"I don't think we're going to be a second a kilometre behind," he says, "but I don't think we'll be a second per kilometre ahead either!"
It's fair to say there is much less potential for getting this car wrong than under the previous technical regulations. Nowadays the WRC is all about a level playing field in terms of transmission and, to a slightly lesser extent, the engine. The dampers, however, are still pretty much open to interpretation.
Wheels off, the cans and coils visible on each corner of today's World Rally Cars are governed by the FIA, but what goes on inside the tube is entirely up to the teams and their suspension partners. And the Mini's suspension has been a point of interest for a while now.
Anybody watching the WRC's first three rounds will have noticed the tendency for soft cars. This is a phenomenon which has been around for a while now. The Focus in particular always seemed to lurch through corners, especially in gravel trim while running on asphalt. And those boat-like traits can be found in the genes of Ford's successor, the Fiesta. The DS3's the same, appearing to wallow its way from corner to corner.
The Mini's different. There's no soft touch with the Mini. After 18 months working with Ohlins, Prodrive appears to have erred on the side of precision over traction from its dampers. This is a genuine step outside the norm right now. Will it work?
Sordo and Meeke will lead Mini's attack © LAT
"We'll see," smiles Lapworth, with that knowing glint in his eye.
And there, the pontificating must stop.
The fact is, the World Rally Championship has another manufacturer. A new lease of life has been breathed into the sport. And credit must go to Prodrive for the doing to generic legwork on a new generation WRC and then convincing Mini of the need to return to its roots.

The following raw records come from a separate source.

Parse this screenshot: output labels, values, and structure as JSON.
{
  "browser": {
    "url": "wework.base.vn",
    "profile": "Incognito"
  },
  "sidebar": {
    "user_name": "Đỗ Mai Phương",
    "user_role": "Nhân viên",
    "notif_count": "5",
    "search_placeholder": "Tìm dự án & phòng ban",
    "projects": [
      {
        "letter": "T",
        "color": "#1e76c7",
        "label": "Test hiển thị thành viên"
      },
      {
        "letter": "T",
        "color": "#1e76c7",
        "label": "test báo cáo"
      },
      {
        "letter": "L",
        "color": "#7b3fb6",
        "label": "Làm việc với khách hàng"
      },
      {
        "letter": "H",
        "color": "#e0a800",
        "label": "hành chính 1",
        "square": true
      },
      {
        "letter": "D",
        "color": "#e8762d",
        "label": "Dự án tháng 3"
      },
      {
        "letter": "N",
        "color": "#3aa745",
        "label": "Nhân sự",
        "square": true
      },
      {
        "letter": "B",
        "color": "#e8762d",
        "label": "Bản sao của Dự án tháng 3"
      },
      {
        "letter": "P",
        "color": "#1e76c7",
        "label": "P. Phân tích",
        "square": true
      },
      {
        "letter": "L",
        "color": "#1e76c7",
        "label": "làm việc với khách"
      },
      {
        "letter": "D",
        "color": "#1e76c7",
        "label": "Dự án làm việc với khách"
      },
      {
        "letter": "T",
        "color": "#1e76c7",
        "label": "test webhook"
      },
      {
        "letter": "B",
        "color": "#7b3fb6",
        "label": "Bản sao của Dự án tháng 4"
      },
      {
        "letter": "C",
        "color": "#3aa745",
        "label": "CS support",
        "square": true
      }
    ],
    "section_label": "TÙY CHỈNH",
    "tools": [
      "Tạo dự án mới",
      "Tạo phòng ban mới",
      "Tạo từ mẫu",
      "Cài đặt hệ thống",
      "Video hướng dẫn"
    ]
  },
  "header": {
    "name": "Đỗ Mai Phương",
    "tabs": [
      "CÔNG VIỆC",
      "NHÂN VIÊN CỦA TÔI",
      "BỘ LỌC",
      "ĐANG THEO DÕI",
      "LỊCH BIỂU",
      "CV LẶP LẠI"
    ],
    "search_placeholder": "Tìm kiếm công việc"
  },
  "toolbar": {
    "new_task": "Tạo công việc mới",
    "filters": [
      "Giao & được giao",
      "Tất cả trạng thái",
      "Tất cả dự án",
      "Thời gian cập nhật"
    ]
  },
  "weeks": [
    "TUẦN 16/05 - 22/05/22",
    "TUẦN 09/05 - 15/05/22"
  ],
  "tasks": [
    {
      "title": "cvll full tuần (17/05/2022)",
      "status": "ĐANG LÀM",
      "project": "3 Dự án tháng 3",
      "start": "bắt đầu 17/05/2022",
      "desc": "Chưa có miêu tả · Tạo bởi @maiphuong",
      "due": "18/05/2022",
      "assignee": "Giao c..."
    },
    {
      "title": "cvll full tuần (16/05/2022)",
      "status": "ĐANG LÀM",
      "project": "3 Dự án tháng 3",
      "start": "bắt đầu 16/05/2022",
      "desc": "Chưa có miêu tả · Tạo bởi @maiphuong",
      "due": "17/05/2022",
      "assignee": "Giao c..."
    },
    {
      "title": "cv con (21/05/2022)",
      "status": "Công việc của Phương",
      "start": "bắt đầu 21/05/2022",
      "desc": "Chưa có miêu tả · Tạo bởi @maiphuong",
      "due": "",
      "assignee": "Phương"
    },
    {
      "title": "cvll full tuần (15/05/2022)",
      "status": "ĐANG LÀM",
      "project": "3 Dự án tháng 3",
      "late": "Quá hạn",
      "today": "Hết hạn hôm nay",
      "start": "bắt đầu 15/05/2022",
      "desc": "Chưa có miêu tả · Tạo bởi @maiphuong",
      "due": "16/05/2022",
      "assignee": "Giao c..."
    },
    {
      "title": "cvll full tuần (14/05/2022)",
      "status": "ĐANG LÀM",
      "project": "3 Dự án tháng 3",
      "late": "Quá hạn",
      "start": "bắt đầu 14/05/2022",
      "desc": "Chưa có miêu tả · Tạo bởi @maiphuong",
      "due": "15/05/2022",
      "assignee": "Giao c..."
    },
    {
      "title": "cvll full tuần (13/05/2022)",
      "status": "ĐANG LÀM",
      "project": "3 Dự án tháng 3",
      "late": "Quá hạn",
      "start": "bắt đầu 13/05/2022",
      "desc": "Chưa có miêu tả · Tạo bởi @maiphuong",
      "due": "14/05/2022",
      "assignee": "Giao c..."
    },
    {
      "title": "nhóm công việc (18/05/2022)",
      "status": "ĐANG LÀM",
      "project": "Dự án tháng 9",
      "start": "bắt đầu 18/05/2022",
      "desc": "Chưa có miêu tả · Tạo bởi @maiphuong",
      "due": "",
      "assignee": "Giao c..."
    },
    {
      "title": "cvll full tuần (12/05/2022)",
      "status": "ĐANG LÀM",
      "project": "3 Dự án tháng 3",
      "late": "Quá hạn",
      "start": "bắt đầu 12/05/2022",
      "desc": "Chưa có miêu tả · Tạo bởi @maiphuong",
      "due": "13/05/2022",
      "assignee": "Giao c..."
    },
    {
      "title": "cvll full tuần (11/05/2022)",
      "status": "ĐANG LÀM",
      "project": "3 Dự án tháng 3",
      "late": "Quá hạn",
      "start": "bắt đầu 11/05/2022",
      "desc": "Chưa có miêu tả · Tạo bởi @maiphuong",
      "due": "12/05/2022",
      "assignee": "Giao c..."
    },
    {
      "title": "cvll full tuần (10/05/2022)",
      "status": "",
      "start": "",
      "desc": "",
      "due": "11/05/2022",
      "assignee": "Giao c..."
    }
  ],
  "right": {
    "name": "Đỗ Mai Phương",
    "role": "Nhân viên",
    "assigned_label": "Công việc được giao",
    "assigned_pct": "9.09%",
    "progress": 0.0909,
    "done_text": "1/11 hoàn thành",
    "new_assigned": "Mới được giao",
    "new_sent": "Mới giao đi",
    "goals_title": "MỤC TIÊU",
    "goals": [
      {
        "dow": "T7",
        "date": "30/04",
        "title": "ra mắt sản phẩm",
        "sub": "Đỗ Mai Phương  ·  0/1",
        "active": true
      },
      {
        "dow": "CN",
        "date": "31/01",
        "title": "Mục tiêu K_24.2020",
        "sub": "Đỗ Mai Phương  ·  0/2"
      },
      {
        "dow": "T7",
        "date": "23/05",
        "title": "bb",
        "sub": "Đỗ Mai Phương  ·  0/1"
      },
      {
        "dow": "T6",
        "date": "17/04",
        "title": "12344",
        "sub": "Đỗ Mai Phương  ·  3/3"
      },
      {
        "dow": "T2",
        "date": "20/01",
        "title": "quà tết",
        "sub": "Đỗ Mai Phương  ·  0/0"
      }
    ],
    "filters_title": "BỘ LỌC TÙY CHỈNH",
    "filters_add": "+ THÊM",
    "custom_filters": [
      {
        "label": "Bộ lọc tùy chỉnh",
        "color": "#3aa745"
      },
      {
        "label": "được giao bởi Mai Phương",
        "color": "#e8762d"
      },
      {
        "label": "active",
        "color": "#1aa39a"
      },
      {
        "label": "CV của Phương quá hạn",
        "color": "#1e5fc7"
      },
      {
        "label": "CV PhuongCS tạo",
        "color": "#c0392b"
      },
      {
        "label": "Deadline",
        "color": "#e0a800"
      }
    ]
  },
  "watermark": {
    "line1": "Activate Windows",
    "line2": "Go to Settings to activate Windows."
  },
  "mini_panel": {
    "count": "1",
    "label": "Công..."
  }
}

If there had ever been any doubts in the minds of BMW's high fliers, Monday in Cowley would have helped no end. Like I said, there were people everywhere. In a sport where a scrum of 20 people around a driver is considered a journalist's worst nightmare, seeing 10 times that number blinking back the bright lights to drink in another timely anecdote from DR or his new-found friends came as a major shot in the arm.
Mini undoubtedly arrived - and returned - on Monday.